- [TASK DESCRIPTION] Once you find a line containing the word "true" in the entries below, copy it.

- [DATA FOR THE TASK]
■ ■ ■ ■

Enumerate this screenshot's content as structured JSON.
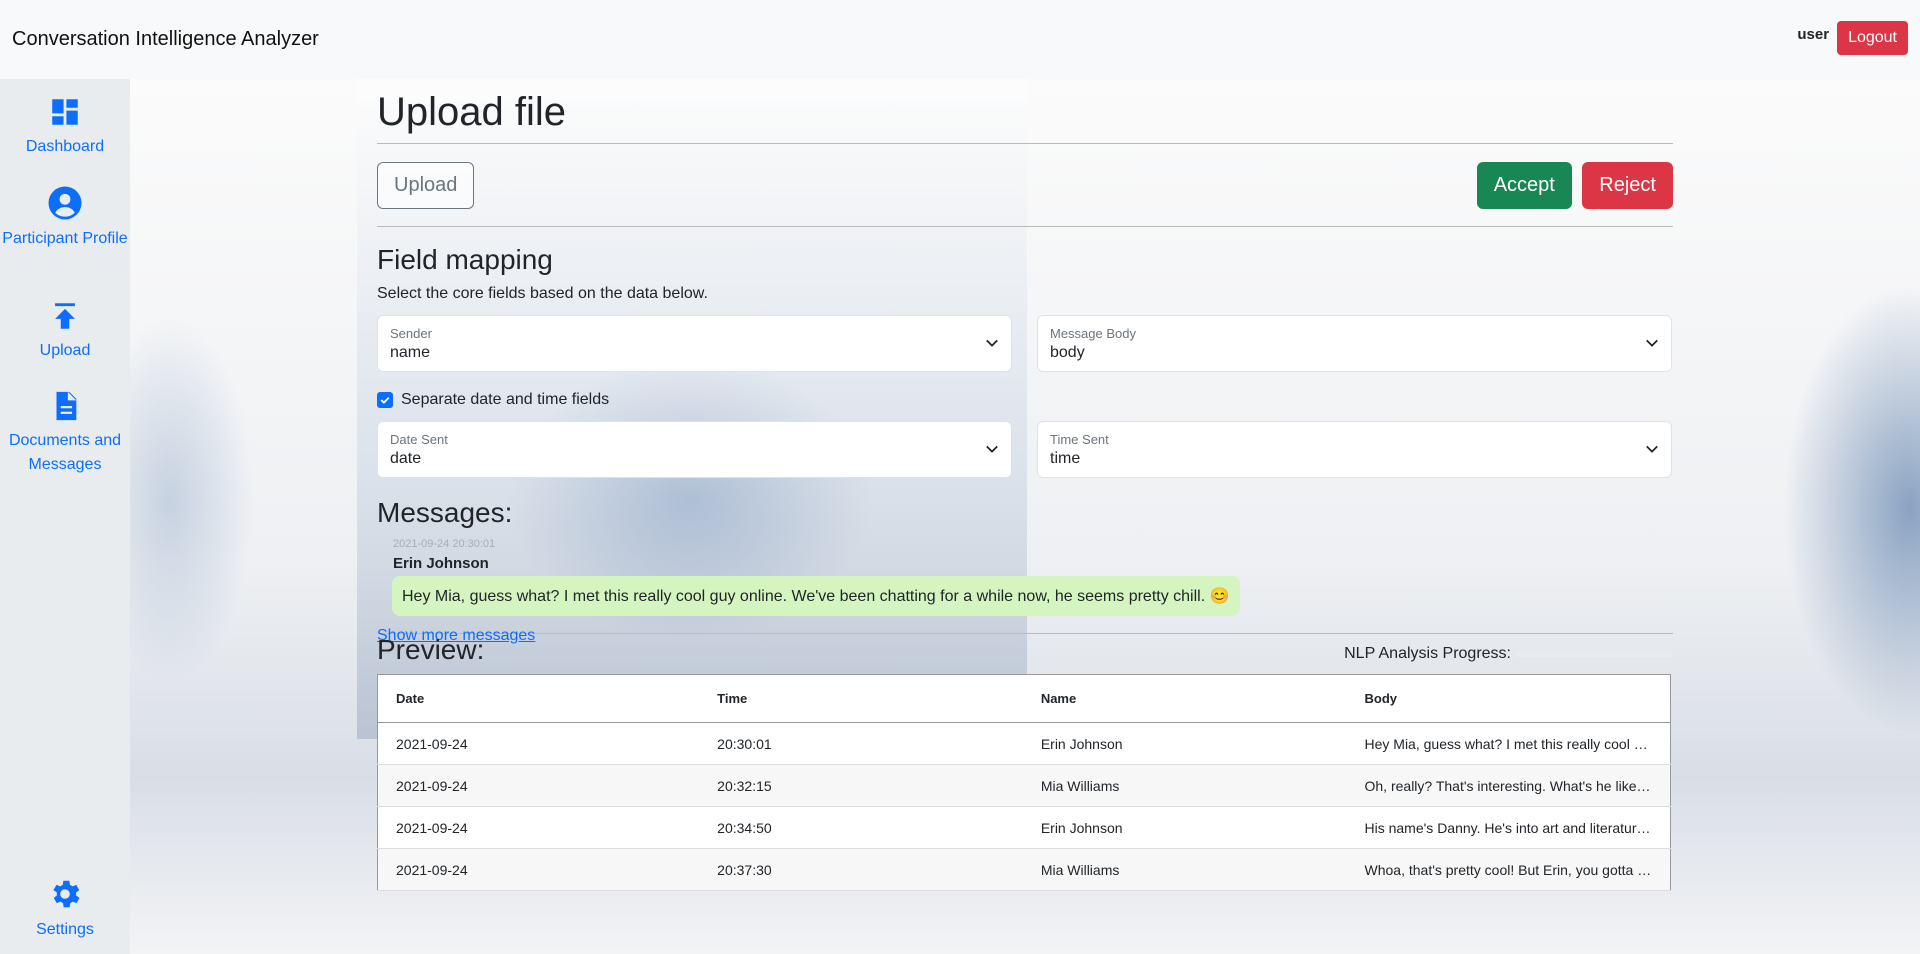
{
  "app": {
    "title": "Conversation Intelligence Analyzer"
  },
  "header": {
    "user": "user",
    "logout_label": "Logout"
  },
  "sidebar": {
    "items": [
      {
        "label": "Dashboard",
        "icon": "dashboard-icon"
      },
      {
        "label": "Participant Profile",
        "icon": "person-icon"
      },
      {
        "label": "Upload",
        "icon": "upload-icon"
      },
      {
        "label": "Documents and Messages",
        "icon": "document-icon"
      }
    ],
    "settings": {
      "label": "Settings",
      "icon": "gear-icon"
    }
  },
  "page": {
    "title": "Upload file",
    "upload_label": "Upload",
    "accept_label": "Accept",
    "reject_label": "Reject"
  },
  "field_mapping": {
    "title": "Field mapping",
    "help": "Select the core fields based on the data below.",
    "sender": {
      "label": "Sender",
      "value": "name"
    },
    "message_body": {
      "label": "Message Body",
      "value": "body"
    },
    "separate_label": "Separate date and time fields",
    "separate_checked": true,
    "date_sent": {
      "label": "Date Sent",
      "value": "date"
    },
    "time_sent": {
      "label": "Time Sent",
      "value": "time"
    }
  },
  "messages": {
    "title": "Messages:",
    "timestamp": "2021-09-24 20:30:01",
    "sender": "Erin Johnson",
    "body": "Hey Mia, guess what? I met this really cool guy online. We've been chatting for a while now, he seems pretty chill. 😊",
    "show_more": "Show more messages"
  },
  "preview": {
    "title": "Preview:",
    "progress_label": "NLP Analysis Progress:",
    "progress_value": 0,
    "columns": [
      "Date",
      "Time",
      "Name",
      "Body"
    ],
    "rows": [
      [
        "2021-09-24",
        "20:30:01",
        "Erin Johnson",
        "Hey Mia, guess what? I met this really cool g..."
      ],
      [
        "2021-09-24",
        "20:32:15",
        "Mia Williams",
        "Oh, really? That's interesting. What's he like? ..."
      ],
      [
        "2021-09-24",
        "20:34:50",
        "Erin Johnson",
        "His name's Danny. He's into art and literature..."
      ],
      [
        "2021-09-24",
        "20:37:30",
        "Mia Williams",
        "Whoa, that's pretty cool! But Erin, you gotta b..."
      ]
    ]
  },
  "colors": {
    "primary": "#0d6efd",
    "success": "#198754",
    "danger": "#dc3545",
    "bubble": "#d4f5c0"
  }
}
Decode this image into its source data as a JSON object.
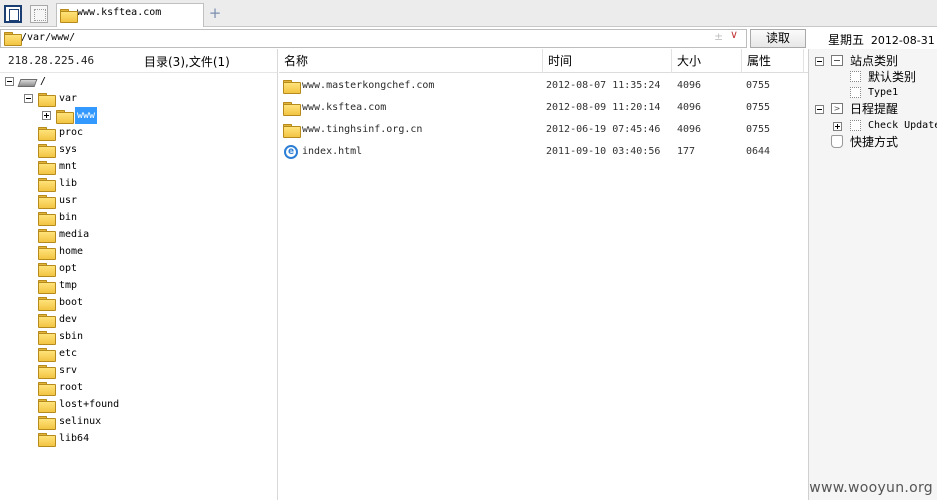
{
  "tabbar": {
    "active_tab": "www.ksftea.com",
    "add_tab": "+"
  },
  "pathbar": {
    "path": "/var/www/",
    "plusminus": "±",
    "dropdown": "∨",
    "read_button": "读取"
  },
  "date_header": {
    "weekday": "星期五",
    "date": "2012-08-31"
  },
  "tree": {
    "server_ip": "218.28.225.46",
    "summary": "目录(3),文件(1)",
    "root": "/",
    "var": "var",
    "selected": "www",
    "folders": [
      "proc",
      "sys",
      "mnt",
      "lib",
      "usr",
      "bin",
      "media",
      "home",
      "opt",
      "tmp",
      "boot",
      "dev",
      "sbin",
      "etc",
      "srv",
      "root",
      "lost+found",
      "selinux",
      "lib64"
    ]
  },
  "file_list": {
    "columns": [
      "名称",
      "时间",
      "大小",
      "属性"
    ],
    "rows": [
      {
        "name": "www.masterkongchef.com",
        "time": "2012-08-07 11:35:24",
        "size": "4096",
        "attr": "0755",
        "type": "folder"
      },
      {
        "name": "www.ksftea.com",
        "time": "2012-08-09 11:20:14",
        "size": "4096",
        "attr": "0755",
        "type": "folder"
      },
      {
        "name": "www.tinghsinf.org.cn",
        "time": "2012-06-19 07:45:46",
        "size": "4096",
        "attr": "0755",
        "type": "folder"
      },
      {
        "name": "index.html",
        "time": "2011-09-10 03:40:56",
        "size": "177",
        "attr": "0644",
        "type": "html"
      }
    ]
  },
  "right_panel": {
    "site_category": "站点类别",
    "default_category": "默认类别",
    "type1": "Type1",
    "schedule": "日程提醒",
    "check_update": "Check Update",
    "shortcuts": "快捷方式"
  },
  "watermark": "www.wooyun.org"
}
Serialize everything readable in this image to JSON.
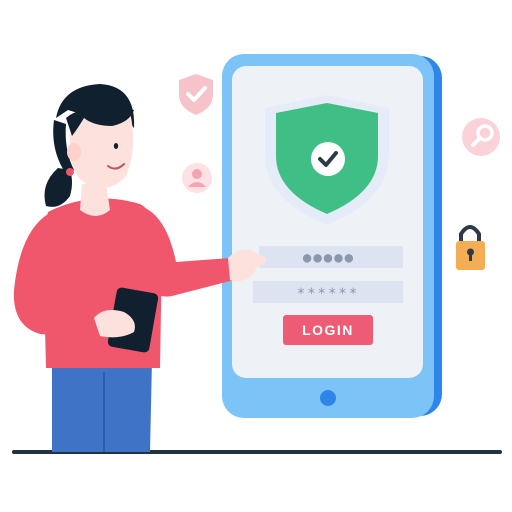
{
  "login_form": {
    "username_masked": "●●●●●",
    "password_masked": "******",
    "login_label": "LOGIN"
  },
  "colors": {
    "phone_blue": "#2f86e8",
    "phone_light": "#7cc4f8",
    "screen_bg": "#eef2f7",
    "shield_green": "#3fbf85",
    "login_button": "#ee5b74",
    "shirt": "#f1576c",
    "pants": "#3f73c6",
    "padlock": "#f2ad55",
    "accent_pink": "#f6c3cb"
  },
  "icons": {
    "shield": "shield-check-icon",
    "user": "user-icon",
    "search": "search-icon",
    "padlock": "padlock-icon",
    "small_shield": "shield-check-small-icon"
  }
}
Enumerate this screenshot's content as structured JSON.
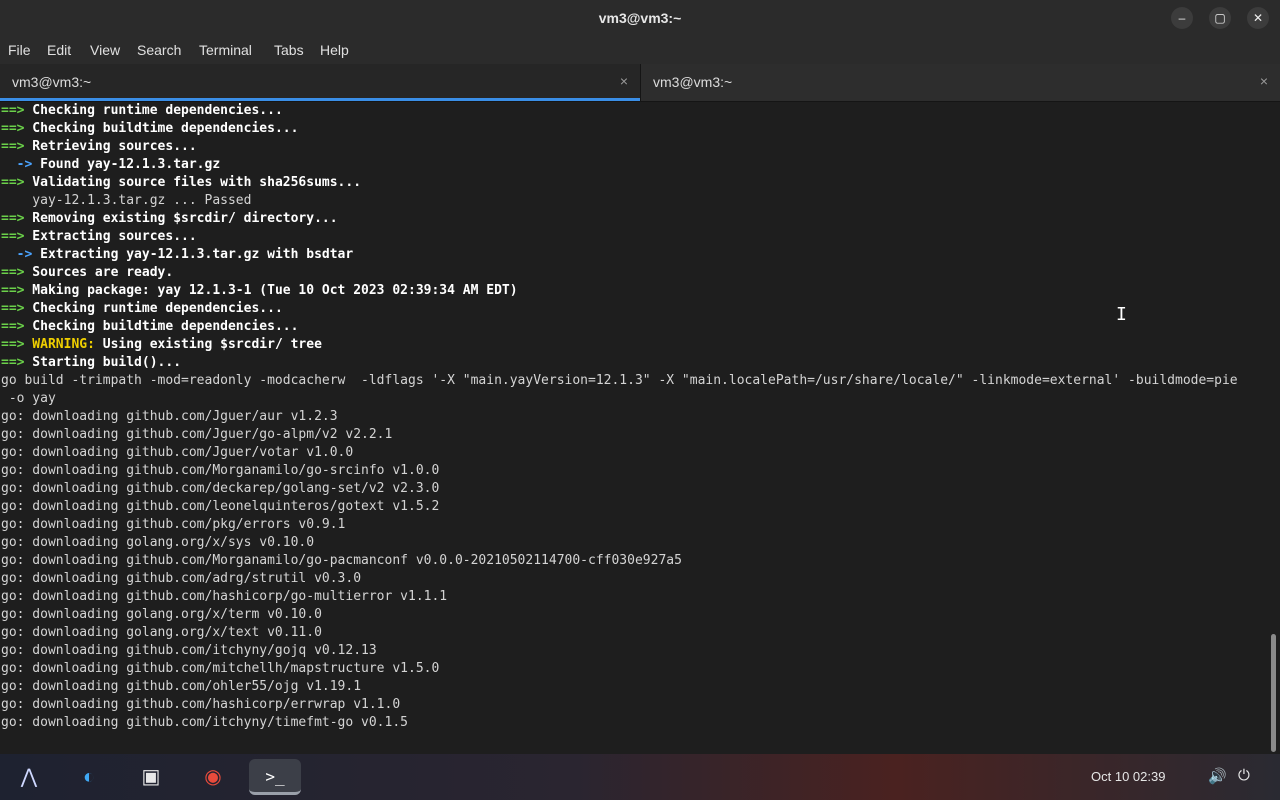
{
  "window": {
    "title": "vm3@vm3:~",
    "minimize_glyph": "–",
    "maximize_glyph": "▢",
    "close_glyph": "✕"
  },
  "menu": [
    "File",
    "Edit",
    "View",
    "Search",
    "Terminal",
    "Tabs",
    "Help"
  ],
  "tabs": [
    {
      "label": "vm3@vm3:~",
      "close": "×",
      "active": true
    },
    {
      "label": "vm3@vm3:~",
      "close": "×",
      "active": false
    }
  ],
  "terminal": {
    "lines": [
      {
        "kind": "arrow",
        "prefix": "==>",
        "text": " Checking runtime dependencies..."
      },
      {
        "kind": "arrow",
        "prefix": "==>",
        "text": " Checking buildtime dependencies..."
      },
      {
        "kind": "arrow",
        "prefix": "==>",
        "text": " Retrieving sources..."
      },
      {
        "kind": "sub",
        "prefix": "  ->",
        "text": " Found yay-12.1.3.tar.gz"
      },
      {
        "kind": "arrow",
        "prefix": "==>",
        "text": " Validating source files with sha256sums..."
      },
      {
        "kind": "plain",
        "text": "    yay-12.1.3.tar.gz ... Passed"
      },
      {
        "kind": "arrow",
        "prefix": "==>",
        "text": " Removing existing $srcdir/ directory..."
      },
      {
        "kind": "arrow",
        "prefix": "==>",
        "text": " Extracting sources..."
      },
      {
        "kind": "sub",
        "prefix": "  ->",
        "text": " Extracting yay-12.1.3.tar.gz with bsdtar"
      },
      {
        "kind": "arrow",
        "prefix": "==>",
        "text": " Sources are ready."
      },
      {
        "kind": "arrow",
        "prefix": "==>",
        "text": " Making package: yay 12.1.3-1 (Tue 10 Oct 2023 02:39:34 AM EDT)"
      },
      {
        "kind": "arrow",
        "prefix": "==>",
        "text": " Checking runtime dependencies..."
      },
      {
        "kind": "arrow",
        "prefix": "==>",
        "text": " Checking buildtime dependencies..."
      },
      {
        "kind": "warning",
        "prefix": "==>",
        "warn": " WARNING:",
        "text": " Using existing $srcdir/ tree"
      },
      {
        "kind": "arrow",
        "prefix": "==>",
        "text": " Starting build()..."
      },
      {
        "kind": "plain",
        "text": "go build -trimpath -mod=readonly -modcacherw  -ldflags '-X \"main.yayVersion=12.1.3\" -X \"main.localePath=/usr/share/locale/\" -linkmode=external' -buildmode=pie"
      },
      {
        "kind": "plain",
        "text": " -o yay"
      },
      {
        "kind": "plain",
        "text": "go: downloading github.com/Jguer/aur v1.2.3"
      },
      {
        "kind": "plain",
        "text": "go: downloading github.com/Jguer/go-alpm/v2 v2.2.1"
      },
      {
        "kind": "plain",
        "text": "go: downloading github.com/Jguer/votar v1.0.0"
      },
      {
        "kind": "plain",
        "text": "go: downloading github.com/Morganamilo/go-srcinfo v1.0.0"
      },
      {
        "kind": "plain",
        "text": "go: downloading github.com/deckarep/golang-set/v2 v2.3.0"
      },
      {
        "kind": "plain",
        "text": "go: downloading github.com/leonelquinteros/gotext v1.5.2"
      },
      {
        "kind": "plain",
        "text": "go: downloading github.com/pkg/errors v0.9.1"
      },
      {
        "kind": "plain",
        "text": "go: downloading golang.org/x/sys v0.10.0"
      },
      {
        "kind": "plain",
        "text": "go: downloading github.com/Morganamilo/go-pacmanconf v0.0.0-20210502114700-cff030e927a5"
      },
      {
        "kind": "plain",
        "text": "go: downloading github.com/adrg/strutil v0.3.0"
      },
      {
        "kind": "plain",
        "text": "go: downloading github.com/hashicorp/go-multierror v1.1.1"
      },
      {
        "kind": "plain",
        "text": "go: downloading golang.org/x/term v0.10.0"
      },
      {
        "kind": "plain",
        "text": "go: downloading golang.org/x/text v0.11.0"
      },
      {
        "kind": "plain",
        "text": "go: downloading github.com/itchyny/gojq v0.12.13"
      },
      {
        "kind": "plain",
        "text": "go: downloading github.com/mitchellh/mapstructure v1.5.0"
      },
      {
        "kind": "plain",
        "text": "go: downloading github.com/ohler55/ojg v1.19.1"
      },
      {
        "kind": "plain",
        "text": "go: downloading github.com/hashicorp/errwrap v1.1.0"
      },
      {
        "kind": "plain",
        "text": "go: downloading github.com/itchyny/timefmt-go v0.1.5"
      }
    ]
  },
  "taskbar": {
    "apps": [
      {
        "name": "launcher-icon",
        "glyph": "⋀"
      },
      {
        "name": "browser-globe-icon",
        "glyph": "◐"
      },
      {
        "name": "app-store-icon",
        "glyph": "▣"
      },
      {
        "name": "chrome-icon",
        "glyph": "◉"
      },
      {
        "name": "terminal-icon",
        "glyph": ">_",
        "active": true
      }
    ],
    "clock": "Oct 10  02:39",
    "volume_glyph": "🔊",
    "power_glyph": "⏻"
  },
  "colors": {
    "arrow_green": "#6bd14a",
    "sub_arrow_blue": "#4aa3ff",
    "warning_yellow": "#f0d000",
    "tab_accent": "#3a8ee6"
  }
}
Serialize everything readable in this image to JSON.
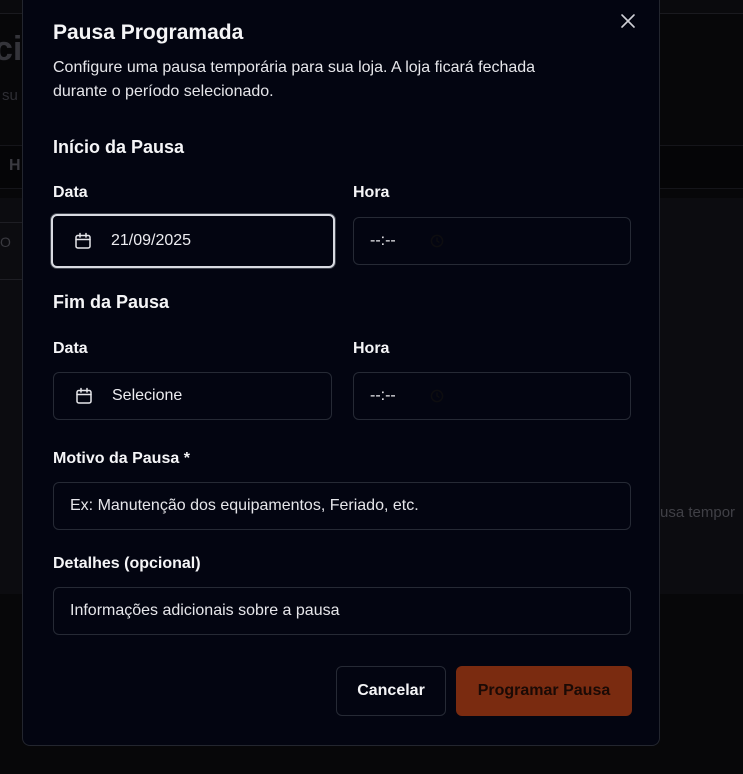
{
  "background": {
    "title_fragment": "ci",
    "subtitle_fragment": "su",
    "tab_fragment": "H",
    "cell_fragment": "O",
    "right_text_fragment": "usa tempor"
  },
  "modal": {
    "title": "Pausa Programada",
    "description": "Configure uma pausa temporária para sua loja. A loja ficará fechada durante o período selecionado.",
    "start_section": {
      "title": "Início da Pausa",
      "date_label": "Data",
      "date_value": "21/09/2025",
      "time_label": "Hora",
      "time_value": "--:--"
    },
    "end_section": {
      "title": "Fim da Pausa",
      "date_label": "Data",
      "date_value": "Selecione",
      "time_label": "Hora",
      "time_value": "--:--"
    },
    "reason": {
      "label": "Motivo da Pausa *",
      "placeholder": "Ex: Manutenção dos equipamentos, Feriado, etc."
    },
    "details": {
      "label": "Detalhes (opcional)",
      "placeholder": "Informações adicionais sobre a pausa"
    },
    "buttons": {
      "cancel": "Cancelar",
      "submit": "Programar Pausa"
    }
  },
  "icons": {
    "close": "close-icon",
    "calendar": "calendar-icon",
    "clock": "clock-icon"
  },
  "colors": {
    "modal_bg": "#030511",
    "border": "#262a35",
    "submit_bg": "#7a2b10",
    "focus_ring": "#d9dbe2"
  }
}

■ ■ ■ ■

- [PROBLEM SOLUTION]
    "separate_checked": true,
      "active": true
        "active": true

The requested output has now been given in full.